**ABOUT THIS TASK**
Return the listing exactly as it appears, but strip out the images.
________________
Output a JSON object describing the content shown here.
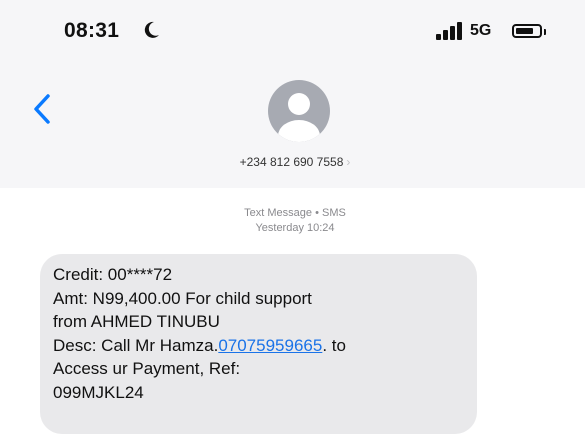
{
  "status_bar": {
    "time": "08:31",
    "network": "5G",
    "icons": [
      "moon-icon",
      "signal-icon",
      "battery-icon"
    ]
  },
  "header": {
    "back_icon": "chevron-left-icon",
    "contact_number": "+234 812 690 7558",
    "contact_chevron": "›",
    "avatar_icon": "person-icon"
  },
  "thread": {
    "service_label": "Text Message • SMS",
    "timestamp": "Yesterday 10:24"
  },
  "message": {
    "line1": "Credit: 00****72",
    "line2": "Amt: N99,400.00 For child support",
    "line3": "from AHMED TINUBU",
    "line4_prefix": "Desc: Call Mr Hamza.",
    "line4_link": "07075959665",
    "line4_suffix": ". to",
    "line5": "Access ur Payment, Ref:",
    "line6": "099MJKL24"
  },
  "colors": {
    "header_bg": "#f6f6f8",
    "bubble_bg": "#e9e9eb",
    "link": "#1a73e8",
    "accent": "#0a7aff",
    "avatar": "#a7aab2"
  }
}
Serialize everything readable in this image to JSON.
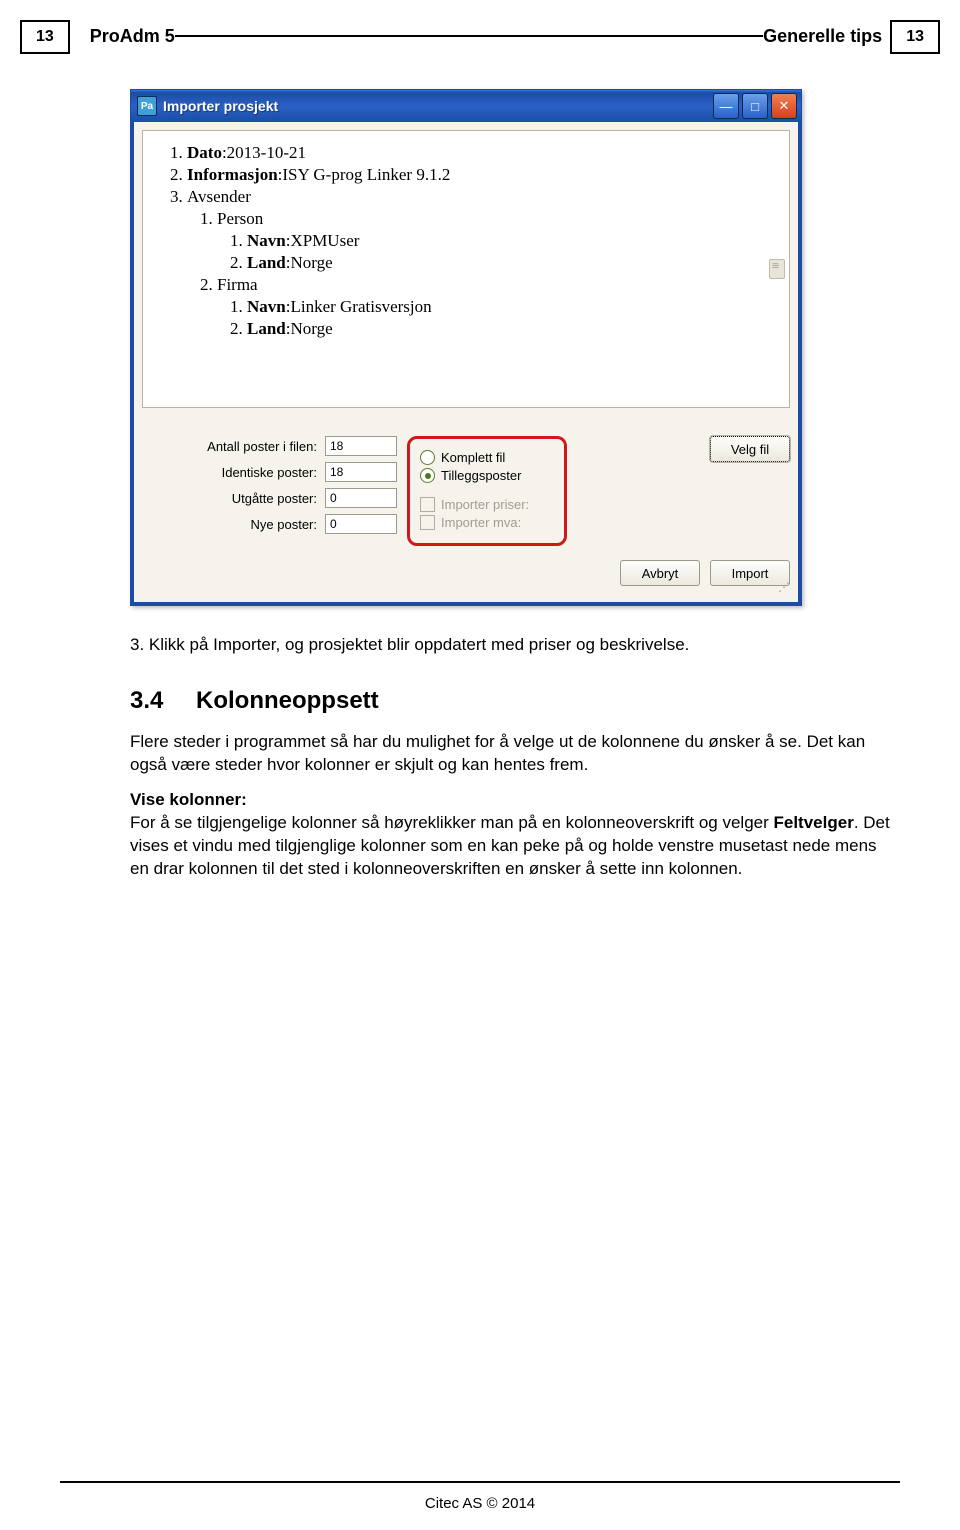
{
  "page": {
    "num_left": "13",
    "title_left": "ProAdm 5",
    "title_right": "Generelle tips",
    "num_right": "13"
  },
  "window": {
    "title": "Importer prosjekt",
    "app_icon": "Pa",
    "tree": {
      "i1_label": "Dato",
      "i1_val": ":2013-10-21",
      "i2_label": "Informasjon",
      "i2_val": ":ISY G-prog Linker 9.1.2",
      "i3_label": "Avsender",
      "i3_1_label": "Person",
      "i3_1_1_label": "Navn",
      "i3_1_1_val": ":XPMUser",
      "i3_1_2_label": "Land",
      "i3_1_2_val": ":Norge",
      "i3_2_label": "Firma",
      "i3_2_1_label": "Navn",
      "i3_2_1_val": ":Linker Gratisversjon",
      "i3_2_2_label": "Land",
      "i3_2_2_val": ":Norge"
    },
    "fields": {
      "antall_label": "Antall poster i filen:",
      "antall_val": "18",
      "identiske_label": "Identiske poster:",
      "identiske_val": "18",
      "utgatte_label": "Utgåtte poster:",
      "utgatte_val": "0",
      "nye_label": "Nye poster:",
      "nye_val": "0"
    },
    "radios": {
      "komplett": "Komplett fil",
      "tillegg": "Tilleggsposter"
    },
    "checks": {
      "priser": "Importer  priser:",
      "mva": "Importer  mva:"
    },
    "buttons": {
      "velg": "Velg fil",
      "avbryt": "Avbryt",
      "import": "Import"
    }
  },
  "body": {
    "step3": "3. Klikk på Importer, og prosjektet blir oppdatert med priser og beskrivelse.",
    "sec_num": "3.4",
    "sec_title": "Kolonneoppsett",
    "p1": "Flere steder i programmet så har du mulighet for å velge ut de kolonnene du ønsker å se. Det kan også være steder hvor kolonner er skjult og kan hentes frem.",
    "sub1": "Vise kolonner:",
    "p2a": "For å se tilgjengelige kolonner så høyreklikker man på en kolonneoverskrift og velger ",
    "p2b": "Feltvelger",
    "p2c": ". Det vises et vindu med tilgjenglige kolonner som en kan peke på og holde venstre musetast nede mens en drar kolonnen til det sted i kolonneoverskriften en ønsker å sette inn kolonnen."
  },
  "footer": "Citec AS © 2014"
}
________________
**WRITTEN SOLUTION**
Output a JSON object describing the content shown here.
{
  "status_bar": {
    "time": "08:31",
    "network": "5G",
    "icons": [
      "moon-icon",
      "signal-icon",
      "battery-icon"
    ]
  },
  "header": {
    "back_icon": "chevron-left-icon",
    "contact_number": "+234 812 690 7558",
    "contact_chevron": "›",
    "avatar_icon": "person-icon"
  },
  "thread": {
    "service_label": "Text Message • SMS",
    "timestamp": "Yesterday 10:24"
  },
  "message": {
    "line1": "Credit: 00****72",
    "line2": "Amt: N99,400.00 For child support",
    "line3": "from AHMED TINUBU",
    "line4_prefix": "Desc: Call Mr Hamza.",
    "line4_link": "07075959665",
    "line4_suffix": ". to",
    "line5": "Access ur Payment, Ref:",
    "line6": "099MJKL24"
  },
  "colors": {
    "header_bg": "#f6f6f8",
    "bubble_bg": "#e9e9eb",
    "link": "#1a73e8",
    "accent": "#0a7aff",
    "avatar": "#a7aab2"
  }
}
Serialize everything readable in this image to JSON.
{
  "page": {
    "num_left": "13",
    "title_left": "ProAdm 5",
    "title_right": "Generelle tips",
    "num_right": "13"
  },
  "window": {
    "title": "Importer prosjekt",
    "app_icon": "Pa",
    "tree": {
      "i1_label": "Dato",
      "i1_val": ":2013-10-21",
      "i2_label": "Informasjon",
      "i2_val": ":ISY G-prog Linker 9.1.2",
      "i3_label": "Avsender",
      "i3_1_label": "Person",
      "i3_1_1_label": "Navn",
      "i3_1_1_val": ":XPMUser",
      "i3_1_2_label": "Land",
      "i3_1_2_val": ":Norge",
      "i3_2_label": "Firma",
      "i3_2_1_label": "Navn",
      "i3_2_1_val": ":Linker Gratisversjon",
      "i3_2_2_label": "Land",
      "i3_2_2_val": ":Norge"
    },
    "fields": {
      "antall_label": "Antall poster i filen:",
      "antall_val": "18",
      "identiske_label": "Identiske poster:",
      "identiske_val": "18",
      "utgatte_label": "Utgåtte poster:",
      "utgatte_val": "0",
      "nye_label": "Nye poster:",
      "nye_val": "0"
    },
    "radios": {
      "komplett": "Komplett fil",
      "tillegg": "Tilleggsposter"
    },
    "checks": {
      "priser": "Importer  priser:",
      "mva": "Importer  mva:"
    },
    "buttons": {
      "velg": "Velg fil",
      "avbryt": "Avbryt",
      "import": "Import"
    }
  },
  "body": {
    "step3": "3. Klikk på Importer, og prosjektet blir oppdatert med priser og beskrivelse.",
    "sec_num": "3.4",
    "sec_title": "Kolonneoppsett",
    "p1": "Flere steder i programmet så har du mulighet for å velge ut de kolonnene du ønsker å se. Det kan også være steder hvor kolonner er skjult og kan hentes frem.",
    "sub1": "Vise kolonner:",
    "p2a": "For å se tilgjengelige kolonner så høyreklikker man på en kolonneoverskrift og velger ",
    "p2b": "Feltvelger",
    "p2c": ". Det vises et vindu med tilgjenglige kolonner som en kan peke på og holde venstre musetast nede mens en drar kolonnen til det sted i kolonneoverskriften en ønsker å sette inn kolonnen."
  },
  "footer": "Citec AS © 2014"
}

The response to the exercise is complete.